by Jerome Charyn
published by self
Jerome Charyn has a distinct style that really brings out the humanity of the protagonists of his historical fiction novels. Jerzy Kosinski is the perfect subject for Charyn. Unlike his other novels, Kosinski is not the narrator of Jerzy; rather, his story is told by other figures from his life. And his story is not for the faint of heart - it is raw, gritty, and, quite frankly, depraved.
An interesting technique that Charyn uses in Jerzy is to tell the story in reverse chronological order. The first character who narrates Kosinski's life is one he did not meet until closer to his death; the very last section, concerns Kosinski's childhood. Telling the story this way is like peeling back layers to show the real inner-workings of Kosinski and how he grew.

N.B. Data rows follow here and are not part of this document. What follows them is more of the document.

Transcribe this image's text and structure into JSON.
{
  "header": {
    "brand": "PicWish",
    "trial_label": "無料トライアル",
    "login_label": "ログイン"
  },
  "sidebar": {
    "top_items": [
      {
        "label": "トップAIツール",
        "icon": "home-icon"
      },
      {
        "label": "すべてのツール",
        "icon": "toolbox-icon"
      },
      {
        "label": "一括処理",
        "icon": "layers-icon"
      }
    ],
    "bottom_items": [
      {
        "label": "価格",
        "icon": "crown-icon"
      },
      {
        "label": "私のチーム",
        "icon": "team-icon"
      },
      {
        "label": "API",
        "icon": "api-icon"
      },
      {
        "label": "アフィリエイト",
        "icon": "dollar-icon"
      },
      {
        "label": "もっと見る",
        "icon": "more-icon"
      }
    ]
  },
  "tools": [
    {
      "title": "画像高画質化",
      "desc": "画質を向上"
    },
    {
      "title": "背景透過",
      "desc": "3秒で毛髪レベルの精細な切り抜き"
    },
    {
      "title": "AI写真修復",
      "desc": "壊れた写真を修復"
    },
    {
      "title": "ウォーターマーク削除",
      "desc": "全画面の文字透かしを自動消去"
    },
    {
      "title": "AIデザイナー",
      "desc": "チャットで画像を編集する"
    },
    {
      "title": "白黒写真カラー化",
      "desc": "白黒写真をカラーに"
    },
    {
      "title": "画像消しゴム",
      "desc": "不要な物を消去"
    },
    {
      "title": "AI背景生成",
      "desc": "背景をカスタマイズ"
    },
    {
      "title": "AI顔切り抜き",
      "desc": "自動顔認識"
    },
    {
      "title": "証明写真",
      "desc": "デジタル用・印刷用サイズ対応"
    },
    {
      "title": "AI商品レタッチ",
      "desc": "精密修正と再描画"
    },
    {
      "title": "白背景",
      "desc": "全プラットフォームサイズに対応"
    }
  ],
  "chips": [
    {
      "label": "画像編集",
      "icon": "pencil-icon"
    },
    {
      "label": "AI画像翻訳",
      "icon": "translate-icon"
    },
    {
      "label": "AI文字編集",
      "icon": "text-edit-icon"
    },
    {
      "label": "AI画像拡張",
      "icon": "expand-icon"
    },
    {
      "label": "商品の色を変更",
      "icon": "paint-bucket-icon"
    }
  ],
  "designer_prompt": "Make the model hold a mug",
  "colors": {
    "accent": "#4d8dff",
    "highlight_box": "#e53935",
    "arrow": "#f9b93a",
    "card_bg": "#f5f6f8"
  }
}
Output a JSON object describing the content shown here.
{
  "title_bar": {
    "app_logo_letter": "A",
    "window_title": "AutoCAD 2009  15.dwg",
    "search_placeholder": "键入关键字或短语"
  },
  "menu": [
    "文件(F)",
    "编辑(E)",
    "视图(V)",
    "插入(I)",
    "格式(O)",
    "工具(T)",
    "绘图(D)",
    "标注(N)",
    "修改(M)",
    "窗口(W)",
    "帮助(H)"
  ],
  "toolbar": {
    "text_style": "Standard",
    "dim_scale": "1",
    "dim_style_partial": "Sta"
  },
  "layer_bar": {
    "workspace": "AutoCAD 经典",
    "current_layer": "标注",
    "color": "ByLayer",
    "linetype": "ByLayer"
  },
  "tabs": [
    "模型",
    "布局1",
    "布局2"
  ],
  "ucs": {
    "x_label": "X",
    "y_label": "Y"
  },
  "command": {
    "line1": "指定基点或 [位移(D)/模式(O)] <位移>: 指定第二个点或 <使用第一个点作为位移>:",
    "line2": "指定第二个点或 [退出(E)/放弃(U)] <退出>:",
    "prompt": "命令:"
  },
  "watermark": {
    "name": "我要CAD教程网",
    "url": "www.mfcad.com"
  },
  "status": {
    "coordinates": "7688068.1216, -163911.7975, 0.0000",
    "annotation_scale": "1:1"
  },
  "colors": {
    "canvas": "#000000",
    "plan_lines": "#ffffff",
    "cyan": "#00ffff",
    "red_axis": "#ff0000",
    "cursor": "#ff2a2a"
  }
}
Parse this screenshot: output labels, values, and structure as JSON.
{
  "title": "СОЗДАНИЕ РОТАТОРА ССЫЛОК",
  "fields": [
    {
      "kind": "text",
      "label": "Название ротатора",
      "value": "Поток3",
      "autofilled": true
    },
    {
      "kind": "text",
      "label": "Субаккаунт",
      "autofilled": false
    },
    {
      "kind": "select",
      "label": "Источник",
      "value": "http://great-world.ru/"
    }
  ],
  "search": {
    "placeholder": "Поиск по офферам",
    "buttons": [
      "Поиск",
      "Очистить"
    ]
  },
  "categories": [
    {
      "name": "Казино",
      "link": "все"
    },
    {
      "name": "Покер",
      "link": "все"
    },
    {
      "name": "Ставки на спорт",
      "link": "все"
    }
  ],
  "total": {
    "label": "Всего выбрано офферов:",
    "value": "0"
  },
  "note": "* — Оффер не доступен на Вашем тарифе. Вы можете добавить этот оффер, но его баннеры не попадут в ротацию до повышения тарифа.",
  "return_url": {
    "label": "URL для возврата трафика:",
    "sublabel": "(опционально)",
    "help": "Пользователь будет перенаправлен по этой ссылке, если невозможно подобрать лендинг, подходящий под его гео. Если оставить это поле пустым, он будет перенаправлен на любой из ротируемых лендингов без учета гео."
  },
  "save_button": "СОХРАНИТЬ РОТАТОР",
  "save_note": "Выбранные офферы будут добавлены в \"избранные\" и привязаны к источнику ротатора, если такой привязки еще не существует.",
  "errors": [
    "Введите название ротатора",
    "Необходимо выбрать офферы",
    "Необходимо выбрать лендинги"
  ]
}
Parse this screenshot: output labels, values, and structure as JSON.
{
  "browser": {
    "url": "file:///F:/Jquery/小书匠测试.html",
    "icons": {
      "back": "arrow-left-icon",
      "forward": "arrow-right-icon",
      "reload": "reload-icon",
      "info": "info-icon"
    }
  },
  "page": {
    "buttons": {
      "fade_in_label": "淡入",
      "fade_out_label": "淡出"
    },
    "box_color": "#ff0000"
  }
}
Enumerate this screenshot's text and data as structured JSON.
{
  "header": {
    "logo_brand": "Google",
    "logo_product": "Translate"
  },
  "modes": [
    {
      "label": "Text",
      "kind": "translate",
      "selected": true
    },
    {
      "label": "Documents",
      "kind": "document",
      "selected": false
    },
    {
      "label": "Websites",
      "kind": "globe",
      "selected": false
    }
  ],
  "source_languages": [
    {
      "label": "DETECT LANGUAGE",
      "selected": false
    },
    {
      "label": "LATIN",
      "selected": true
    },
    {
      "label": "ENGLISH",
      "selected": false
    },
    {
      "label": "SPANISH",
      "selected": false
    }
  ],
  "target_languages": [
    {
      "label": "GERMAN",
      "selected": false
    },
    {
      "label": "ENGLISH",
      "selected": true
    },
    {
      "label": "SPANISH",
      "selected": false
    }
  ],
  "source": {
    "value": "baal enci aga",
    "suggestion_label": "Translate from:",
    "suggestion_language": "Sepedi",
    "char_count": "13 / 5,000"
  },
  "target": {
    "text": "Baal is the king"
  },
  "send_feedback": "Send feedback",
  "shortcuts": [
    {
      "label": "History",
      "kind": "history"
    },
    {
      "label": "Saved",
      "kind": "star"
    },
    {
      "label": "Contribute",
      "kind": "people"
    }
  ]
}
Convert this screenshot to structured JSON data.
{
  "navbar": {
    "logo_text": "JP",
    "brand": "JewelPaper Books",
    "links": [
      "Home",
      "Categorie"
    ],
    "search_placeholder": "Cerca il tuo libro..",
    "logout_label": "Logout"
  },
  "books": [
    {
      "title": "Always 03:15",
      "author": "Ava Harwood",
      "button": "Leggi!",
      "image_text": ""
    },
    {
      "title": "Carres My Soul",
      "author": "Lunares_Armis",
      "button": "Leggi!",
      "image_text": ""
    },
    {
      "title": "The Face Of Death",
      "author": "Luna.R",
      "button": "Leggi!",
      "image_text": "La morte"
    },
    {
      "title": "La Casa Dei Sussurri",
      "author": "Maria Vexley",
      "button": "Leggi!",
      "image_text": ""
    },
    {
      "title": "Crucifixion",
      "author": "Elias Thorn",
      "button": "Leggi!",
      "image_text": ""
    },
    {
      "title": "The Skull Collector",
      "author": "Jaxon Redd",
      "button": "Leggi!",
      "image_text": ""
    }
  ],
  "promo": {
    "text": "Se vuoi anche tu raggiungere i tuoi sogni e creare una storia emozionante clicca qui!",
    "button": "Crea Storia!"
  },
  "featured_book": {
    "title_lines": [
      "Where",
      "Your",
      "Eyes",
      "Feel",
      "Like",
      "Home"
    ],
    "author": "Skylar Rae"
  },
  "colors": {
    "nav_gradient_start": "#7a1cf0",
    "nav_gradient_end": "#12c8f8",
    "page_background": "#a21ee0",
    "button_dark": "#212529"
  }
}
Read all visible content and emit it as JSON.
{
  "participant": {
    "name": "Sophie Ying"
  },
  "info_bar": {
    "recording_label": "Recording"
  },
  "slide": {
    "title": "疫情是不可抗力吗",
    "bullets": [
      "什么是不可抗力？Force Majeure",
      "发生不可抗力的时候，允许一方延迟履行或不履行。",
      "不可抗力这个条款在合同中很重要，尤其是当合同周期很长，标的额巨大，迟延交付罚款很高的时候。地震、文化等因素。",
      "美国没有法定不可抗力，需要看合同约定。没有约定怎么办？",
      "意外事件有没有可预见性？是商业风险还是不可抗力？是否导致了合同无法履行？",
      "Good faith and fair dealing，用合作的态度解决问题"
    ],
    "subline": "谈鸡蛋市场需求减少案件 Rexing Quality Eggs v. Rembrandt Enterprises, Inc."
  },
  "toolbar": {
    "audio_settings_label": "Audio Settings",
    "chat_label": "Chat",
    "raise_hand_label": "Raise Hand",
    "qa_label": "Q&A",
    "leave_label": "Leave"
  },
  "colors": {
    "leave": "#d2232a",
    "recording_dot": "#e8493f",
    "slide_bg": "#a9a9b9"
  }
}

Jerzy is perhaps the most disturbing of all of the Jerome Charyn's novels I have read so far, and that unnerved me which made it hard for me to get into, or even just concentrate on, the story. Charyn is a very talented writer, but, as Jerzy shows, his writing is not for everyone.